§ **Source information**:
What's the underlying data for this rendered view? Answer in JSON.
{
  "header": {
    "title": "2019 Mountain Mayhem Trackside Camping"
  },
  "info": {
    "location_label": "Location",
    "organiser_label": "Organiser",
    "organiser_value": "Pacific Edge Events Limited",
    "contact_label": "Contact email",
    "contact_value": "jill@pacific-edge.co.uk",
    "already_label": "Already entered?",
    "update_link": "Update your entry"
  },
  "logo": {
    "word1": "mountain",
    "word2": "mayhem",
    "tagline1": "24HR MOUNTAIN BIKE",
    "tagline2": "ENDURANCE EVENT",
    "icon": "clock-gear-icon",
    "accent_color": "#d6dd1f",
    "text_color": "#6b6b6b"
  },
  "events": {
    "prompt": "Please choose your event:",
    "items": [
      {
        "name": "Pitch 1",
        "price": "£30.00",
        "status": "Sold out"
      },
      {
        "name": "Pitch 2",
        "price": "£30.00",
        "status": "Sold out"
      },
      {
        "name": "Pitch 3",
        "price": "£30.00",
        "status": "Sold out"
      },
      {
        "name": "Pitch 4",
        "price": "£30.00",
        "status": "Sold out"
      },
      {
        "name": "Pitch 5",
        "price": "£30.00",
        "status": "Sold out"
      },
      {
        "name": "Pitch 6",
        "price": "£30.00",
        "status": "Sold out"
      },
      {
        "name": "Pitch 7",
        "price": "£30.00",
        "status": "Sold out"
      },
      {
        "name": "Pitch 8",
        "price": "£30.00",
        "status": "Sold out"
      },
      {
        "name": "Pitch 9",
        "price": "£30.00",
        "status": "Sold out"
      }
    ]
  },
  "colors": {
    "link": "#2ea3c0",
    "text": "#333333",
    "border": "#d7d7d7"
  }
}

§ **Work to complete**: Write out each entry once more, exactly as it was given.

§ **Solution to the problem**:
What's the underlying data for this rendered view? Answer in JSON.
{
  "header": {
    "title": "2019 Mountain Mayhem Trackside Camping"
  },
  "info": {
    "location_label": "Location",
    "organiser_label": "Organiser",
    "organiser_value": "Pacific Edge Events Limited",
    "contact_label": "Contact email",
    "contact_value": "jill@pacific-edge.co.uk",
    "already_label": "Already entered?",
    "update_link": "Update your entry"
  },
  "logo": {
    "word1": "mountain",
    "word2": "mayhem",
    "tagline1": "24HR MOUNTAIN BIKE",
    "tagline2": "ENDURANCE EVENT",
    "icon": "clock-gear-icon",
    "accent_color": "#d6dd1f",
    "text_color": "#6b6b6b"
  },
  "events": {
    "prompt": "Please choose your event:",
    "items": [
      {
        "name": "Pitch 1",
        "price": "£30.00",
        "status": "Sold out"
      },
      {
        "name": "Pitch 2",
        "price": "£30.00",
        "status": "Sold out"
      },
      {
        "name": "Pitch 3",
        "price": "£30.00",
        "status": "Sold out"
      },
      {
        "name": "Pitch 4",
        "price": "£30.00",
        "status": "Sold out"
      },
      {
        "name": "Pitch 5",
        "price": "£30.00",
        "status": "Sold out"
      },
      {
        "name": "Pitch 6",
        "price": "£30.00",
        "status": "Sold out"
      },
      {
        "name": "Pitch 7",
        "price": "£30.00",
        "status": "Sold out"
      },
      {
        "name": "Pitch 8",
        "price": "£30.00",
        "status": "Sold out"
      },
      {
        "name": "Pitch 9",
        "price": "£30.00",
        "status": "Sold out"
      }
    ]
  },
  "colors": {
    "link": "#2ea3c0",
    "text": "#333333",
    "border": "#d7d7d7"
  }
}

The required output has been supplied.